* **Exercise aim**: Which lines in the data below contain the string "true"? Show each one.

* **Exercise inputs**:
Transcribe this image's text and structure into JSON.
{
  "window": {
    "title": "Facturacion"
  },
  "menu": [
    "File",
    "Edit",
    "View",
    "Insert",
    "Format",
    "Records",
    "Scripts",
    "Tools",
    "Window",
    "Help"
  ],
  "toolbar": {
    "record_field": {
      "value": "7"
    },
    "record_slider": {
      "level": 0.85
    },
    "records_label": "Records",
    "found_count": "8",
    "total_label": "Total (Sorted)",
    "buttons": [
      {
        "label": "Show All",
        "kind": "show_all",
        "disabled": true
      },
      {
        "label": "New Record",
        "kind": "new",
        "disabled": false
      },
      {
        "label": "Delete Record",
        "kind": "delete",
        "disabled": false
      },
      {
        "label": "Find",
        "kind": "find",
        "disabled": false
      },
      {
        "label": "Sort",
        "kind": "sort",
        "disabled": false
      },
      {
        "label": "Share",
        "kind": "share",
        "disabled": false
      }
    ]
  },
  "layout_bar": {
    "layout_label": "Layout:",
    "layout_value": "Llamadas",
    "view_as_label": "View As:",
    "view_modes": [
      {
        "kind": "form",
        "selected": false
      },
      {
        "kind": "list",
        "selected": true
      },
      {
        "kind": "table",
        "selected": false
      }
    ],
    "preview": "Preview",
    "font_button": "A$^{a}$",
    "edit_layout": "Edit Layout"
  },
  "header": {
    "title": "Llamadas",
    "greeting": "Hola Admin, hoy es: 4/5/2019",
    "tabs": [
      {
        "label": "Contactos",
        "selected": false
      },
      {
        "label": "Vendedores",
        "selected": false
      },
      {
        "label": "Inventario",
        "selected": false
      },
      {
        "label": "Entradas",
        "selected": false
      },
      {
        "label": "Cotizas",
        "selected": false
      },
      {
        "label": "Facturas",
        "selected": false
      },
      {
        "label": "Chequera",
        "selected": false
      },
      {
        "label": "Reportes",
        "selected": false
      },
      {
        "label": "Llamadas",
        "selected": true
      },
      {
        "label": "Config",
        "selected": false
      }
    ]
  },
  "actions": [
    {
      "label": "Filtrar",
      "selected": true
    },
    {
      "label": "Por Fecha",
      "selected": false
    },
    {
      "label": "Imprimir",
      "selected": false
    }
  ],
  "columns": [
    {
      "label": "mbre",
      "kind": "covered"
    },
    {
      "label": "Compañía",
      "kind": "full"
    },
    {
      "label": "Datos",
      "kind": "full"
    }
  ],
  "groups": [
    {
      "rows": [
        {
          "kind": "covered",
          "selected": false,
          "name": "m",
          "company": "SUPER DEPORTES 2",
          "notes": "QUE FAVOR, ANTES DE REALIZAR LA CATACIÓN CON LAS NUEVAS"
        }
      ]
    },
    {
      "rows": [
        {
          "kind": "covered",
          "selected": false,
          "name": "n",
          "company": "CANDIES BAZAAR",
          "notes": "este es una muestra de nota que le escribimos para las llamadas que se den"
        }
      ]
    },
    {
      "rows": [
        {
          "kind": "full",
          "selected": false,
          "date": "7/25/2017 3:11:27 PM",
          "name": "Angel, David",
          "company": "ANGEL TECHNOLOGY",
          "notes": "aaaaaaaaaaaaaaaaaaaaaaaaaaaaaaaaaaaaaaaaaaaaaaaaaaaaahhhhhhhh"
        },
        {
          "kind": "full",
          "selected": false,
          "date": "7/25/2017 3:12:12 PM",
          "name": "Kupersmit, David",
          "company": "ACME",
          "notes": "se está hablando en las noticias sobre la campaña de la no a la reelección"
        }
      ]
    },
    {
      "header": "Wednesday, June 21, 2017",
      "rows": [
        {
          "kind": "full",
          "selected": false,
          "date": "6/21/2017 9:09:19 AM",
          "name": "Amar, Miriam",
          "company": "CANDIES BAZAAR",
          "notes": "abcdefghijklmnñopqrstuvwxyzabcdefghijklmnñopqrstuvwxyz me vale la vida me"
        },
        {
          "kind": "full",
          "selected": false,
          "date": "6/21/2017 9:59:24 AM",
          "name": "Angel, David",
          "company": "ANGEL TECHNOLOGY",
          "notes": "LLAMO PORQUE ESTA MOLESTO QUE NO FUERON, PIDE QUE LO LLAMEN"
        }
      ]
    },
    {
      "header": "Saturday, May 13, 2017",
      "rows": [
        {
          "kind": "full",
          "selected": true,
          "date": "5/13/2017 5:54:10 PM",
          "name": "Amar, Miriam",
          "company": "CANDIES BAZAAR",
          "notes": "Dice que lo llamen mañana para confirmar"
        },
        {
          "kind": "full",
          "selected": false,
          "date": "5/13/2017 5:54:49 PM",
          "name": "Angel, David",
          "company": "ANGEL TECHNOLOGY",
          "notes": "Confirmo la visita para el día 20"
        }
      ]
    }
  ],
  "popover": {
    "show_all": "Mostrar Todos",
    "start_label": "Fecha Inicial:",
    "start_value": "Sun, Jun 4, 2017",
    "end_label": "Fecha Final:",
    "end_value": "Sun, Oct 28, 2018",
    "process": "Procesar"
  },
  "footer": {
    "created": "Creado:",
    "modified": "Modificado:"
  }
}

* **Reply to the task**:
        "disabled": true
        "selected": true
        "selected": true
      "selected": true
          "selected": true,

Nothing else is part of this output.